(Component data from apps and pages)
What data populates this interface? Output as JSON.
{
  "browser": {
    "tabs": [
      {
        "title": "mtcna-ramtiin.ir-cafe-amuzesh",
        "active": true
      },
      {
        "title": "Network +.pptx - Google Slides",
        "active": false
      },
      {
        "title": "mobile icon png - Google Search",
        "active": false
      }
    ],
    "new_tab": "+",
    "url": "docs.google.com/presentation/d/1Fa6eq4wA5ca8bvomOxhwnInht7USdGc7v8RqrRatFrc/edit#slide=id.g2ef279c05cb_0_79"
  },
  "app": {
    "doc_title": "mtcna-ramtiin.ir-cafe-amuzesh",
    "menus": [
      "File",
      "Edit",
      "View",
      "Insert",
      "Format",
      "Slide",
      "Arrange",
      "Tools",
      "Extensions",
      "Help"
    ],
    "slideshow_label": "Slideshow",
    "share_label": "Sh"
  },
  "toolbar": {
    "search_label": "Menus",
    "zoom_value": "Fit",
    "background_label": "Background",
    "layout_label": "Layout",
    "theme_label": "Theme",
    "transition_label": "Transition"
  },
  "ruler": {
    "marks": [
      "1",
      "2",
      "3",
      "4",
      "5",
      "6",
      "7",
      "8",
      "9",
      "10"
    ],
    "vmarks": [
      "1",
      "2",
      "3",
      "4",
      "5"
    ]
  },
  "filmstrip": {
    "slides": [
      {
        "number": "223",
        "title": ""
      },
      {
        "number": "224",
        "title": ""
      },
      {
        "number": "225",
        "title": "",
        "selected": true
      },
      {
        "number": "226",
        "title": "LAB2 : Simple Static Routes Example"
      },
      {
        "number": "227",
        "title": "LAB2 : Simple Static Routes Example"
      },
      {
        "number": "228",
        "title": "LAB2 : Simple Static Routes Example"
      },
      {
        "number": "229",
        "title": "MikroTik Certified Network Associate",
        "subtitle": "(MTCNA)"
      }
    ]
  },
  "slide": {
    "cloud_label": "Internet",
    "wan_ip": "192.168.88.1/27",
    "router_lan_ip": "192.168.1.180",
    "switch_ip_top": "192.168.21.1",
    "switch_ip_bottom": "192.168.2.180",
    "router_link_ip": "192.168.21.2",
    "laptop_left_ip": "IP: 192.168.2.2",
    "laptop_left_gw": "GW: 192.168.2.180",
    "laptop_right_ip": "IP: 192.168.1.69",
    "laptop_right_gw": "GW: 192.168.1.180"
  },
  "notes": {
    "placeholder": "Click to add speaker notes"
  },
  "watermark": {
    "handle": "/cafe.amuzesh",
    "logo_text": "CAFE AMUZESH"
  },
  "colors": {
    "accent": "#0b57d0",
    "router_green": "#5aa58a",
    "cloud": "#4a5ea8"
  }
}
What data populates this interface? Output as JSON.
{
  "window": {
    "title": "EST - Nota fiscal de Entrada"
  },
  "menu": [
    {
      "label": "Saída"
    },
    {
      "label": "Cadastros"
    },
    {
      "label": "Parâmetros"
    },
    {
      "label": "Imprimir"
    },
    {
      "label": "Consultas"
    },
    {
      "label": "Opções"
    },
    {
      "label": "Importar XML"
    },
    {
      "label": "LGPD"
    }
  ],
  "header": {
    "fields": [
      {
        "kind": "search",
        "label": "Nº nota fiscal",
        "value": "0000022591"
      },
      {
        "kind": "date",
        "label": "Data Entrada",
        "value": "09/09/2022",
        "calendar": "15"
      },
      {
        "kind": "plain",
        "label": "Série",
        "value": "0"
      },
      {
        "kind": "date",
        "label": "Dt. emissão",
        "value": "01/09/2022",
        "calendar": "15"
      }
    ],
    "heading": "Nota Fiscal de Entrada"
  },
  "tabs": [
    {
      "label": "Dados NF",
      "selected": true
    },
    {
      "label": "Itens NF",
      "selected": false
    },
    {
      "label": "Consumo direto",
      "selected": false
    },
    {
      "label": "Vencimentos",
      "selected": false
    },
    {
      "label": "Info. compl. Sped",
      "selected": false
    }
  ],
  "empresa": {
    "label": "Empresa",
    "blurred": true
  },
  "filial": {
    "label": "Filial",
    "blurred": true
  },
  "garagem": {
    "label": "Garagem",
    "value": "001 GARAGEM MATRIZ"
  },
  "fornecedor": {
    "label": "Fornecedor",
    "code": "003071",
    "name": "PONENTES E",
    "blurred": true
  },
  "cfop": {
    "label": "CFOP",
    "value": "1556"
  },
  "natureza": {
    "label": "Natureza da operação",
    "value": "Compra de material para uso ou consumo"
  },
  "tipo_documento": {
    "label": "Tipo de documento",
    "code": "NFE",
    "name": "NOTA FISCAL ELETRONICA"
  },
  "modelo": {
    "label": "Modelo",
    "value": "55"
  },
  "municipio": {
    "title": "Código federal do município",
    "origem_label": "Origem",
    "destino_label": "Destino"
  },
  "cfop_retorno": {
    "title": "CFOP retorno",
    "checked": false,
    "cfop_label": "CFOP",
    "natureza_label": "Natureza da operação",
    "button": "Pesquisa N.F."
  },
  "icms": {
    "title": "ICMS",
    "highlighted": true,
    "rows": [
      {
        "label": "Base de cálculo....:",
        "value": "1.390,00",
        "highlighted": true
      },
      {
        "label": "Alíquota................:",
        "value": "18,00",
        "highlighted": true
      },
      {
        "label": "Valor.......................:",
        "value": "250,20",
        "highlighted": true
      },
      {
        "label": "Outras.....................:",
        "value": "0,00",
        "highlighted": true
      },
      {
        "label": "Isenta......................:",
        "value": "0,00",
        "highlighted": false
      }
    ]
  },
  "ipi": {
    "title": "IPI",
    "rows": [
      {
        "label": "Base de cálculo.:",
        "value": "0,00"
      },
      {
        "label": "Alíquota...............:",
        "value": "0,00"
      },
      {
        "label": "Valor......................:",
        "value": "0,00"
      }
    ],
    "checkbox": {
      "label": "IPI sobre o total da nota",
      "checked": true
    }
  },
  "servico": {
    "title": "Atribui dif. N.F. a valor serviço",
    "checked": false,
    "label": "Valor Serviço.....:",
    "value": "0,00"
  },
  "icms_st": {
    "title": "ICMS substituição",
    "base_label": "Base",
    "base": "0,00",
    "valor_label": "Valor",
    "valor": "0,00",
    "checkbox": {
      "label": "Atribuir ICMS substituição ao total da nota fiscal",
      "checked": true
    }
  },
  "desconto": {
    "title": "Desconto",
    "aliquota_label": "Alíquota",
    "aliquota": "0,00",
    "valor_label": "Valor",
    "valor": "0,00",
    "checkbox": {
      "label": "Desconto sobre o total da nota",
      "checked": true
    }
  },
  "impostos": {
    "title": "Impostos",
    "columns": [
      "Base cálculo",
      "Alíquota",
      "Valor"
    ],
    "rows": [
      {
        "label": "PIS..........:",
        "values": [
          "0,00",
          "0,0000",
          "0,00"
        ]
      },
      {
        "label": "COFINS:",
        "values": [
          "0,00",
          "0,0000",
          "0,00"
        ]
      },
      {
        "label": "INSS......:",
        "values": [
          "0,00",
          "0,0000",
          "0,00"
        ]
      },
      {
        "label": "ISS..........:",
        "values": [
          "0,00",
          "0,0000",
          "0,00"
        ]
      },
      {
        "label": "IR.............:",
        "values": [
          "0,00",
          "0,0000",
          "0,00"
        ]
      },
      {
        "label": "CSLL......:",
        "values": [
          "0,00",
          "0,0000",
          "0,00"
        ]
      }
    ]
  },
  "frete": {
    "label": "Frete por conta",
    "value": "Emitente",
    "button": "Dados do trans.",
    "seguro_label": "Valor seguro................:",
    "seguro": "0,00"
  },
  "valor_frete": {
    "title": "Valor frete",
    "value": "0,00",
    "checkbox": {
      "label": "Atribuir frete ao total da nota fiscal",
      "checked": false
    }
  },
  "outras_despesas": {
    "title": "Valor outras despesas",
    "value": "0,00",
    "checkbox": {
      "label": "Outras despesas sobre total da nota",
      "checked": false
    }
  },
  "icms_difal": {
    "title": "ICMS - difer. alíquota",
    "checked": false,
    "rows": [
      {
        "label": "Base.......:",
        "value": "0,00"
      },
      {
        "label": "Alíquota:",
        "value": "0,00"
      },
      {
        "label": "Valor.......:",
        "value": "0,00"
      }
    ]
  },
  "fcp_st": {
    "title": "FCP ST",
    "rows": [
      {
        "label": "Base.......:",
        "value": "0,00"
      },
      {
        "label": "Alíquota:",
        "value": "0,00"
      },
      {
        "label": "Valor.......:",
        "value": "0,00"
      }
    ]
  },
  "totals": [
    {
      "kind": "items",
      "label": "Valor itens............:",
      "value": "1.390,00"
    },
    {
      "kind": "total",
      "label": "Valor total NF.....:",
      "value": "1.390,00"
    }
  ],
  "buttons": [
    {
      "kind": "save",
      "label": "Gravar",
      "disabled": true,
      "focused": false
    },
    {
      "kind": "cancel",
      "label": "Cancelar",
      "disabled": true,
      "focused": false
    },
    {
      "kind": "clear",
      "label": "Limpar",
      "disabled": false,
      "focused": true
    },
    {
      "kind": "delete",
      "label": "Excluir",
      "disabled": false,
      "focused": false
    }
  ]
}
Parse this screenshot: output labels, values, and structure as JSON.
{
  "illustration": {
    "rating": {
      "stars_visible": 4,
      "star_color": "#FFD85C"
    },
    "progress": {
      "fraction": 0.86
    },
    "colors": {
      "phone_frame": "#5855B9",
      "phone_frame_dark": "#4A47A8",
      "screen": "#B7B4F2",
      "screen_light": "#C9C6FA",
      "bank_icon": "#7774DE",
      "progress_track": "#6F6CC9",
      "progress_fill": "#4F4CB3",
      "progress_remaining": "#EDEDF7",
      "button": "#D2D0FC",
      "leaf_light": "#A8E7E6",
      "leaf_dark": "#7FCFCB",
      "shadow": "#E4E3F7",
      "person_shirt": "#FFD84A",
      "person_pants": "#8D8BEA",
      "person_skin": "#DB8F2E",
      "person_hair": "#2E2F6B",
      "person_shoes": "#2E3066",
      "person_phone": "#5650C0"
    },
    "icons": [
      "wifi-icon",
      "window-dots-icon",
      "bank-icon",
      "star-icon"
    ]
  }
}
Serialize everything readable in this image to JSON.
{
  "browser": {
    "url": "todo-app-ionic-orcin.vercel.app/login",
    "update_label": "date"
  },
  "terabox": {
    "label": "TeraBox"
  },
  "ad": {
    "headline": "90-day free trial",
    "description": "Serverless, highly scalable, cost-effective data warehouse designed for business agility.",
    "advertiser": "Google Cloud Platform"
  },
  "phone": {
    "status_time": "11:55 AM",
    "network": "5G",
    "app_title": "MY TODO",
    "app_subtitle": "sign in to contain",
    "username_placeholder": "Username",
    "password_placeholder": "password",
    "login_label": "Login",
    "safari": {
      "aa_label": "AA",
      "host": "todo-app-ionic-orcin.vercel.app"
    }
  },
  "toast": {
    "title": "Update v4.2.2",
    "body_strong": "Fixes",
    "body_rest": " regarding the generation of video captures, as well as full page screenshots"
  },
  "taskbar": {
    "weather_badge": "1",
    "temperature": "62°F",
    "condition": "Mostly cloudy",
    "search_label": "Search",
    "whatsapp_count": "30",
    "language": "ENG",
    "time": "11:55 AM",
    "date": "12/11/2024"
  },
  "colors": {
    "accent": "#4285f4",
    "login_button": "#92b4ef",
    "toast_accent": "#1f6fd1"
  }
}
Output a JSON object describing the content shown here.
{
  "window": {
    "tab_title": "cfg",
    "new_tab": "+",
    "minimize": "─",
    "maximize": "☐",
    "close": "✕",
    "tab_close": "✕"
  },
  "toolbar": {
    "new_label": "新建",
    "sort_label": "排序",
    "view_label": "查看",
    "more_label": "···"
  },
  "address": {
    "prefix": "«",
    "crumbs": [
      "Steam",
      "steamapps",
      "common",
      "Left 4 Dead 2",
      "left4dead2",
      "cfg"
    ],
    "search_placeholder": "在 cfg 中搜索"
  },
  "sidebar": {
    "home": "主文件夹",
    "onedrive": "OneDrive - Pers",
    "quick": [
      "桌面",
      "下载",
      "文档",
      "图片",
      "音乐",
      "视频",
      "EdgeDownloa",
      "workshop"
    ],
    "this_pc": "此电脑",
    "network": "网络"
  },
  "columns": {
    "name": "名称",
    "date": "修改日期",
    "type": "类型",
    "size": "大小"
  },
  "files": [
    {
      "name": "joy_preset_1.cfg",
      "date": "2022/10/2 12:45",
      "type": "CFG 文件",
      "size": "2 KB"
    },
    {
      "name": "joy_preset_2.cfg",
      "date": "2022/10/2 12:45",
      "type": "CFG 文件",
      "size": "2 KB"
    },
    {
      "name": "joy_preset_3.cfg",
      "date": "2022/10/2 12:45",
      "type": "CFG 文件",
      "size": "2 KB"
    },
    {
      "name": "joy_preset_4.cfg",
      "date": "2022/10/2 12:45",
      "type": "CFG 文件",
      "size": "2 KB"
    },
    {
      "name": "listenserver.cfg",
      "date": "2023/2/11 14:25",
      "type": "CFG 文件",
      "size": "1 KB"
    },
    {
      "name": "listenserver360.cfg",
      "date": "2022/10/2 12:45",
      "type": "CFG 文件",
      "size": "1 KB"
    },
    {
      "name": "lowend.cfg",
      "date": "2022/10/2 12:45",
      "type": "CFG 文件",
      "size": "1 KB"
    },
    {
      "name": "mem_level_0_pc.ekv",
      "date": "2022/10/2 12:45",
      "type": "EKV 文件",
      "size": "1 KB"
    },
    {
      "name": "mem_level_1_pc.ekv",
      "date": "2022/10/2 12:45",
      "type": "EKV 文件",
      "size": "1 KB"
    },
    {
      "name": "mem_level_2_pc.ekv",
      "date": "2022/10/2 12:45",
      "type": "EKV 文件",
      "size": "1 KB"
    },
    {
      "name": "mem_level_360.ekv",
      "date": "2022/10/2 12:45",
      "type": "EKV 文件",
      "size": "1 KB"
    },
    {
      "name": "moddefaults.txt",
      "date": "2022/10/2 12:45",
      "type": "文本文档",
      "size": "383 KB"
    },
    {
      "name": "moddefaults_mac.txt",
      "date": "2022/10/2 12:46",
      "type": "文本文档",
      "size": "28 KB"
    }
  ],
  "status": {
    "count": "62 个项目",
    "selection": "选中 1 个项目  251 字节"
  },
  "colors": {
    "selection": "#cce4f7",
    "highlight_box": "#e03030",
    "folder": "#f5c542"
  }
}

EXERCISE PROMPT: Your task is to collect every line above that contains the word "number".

PROBLEM SOLUTION:
        "number": "223",
        "number": "224",
        "number": "225",
        "number": "226",
        "number": "227",
        "number": "228",
        "number": "229",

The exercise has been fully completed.